I always, always look to the younger generation. They're eager to check out new music and have fresh ideas. And, you know, for whatever reason it seems like some older generation artists can be jaded, or just not as open minded. It's very satisfying to be there at the start of a young artist's career and get to ride together a little bit. I've been working with Oliver Heldens, this guy MOTi, and I just signed a new track with Lucky Charmes that will be big. Every time I play it at a festival, DJs ask me what it is and how I found it. It's hard to describe because I think it's going to be one of those songs that sparks it's own new subgenre. It's different. 

What subgenre will be the next big thing? 

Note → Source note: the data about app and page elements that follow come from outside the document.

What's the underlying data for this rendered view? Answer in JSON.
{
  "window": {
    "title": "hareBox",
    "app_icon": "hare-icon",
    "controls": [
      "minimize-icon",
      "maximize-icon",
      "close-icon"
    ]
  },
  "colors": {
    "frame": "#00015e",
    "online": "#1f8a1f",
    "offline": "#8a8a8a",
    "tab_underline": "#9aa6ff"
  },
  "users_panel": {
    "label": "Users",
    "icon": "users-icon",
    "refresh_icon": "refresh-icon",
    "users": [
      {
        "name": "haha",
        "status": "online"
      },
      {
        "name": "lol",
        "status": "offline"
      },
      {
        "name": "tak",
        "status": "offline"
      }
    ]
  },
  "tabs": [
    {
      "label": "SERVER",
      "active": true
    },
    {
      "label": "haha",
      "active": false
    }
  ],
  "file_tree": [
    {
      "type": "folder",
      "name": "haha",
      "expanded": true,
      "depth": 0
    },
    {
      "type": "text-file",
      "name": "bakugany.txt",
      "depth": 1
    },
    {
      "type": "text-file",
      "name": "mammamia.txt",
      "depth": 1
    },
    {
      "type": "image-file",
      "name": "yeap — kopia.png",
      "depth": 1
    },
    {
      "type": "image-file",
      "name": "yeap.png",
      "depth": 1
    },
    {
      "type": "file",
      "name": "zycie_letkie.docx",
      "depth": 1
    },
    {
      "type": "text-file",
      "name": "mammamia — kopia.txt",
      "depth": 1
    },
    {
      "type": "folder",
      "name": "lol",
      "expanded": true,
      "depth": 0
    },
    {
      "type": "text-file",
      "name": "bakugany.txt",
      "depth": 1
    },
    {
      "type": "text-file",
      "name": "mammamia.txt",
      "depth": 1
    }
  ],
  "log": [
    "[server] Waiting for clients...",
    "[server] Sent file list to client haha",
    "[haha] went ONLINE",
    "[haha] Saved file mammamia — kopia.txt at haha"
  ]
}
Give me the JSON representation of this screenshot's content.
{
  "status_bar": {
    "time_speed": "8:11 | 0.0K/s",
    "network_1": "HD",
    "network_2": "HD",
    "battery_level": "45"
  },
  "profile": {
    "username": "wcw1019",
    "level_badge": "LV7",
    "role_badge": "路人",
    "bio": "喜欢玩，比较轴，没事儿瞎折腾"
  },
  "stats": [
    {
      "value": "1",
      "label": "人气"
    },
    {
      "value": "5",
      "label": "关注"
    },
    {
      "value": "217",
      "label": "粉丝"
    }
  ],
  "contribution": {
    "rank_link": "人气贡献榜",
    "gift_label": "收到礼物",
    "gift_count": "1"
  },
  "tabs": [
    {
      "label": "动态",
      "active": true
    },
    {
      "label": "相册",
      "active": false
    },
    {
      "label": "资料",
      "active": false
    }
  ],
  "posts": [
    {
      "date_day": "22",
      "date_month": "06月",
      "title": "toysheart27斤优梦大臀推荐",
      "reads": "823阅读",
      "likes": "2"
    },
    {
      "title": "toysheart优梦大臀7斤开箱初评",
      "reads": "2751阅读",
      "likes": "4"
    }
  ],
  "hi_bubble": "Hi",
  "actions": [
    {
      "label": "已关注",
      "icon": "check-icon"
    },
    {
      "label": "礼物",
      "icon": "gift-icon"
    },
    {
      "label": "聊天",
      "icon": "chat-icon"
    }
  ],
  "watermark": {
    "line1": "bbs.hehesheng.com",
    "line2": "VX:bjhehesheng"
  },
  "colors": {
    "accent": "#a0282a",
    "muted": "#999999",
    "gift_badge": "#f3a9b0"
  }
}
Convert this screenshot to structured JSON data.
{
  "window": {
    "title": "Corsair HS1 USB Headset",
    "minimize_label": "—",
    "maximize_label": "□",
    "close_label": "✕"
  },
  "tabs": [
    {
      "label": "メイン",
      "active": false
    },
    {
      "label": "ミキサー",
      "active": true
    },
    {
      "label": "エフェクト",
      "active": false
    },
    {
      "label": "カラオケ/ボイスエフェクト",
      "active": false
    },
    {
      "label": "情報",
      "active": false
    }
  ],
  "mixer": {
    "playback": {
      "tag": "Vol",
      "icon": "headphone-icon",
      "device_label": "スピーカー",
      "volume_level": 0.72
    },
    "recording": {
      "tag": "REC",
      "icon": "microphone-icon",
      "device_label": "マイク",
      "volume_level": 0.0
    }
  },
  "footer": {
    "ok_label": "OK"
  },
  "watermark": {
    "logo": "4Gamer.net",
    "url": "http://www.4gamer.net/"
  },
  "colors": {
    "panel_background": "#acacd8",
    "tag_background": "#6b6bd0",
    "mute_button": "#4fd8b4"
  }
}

It's hard to predict, and I try not to bother. What can you do? What do those genres even mean? EDM used to be a term for all of electronic dance music, but now it just means all the music that you're not supposed to play. It became the new trance. It got popular, so now we're all into deep house. And soon we'll be over that. You can't win. I wish we could have just stuck with EDM, honestly, because we finally had a term that captured everything in one big family, like jazz. But, no. We had to be hip.